“I live it, I dream about,” she said of her hands-on education.

Carbajal sells her produce to a dozen clients who subscribe to a bag of veggies weekly. Included in the bag recently were red bok toy, top, and head lettuce of the red butter variety.

Carbajal sells her produce to a dozen clients who subscribe to a bag of veggies weekly. Included in the bag recently were red bok choy, top, and head lettuce of the red butter variety.

Among her bounty are won bok, bok choy, kale, Swiss chard, cucumber, tomatoes, beans, fennel, radish, beets, various lettuces and edible calendula flowers.

Not all students choose to grow so many things, but Carbajal says she “wanted to experience all the different items,” and her lucky customers’ vegetable bags are stocked to the brim. Sometimes she even supplements the produce with a recipe, value-added products such as pickles or pesto sauce, and, for a few extra dollars, homemade sausages.

Though she’s working land that belongs to GoFarm, she’s named her plot Vida Farms, meaning “life farms.” She hopes the lessons she’s mastering now will turn into a real business someday.

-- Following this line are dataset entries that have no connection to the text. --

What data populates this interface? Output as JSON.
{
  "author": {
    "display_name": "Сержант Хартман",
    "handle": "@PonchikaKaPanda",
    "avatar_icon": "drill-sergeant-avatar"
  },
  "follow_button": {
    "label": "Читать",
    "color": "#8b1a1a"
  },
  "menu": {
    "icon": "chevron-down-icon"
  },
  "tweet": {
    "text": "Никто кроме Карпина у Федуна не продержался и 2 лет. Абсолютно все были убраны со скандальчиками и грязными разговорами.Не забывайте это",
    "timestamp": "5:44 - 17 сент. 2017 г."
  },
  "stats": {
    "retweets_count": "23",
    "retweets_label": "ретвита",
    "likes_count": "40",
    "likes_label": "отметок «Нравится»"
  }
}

These pretty "triangle flashback" calendula flowers growing at Vida Farms are actually edible and medicinal.

"Triangle flashback" calendula flowers growing at Vida Farms are actually edible and medicinal.

In early March, Carbajal will have completed the six-month AgPro course, which provides education on everything from farming techniques and crop planning to business planning and marketing. The next step is the AgIncubator program, for which she will farm a bigger plot of land. She hopes to sell her produce grown there to retail outlets.

When Carbajal finishes the program, her business plan involves selling vegetable kits, complete with recipes, for busy clients who have limited time to spend in the kitchen.

The extensive work and study required to sustain Vida Farms — not to mention her regular job and raising two sons — keeps Carbajal hopping. But she says she’s up for it.

“It’s doable if you put your mind to it.”

This pretty plant on Vida Farms is actually edible: It's known as huazontle, or Aztec spinach.

This pretty plant is actually edible: It's known as huazontle, or Aztec spinach.

Priscilla Carbajal grows some 15 different vegetables on a one-eighth acre plot of land in Waimanalo as part of her GoFarm Hawaii education. Among the bounty are won bok, top, and kale.
Carbajal grows some 15 different vegetables, including won bok, top, and kale.

Carbajal named her plot of land Vida Farms, meaning "life farm."

Carbajal named her plot of land Vida Farms, meaning "life farm."

 

Posted in Farming, Food | Comments Off on Carbajal learning, living the dream

Recent Posts

Recent Comments

Archives

Categories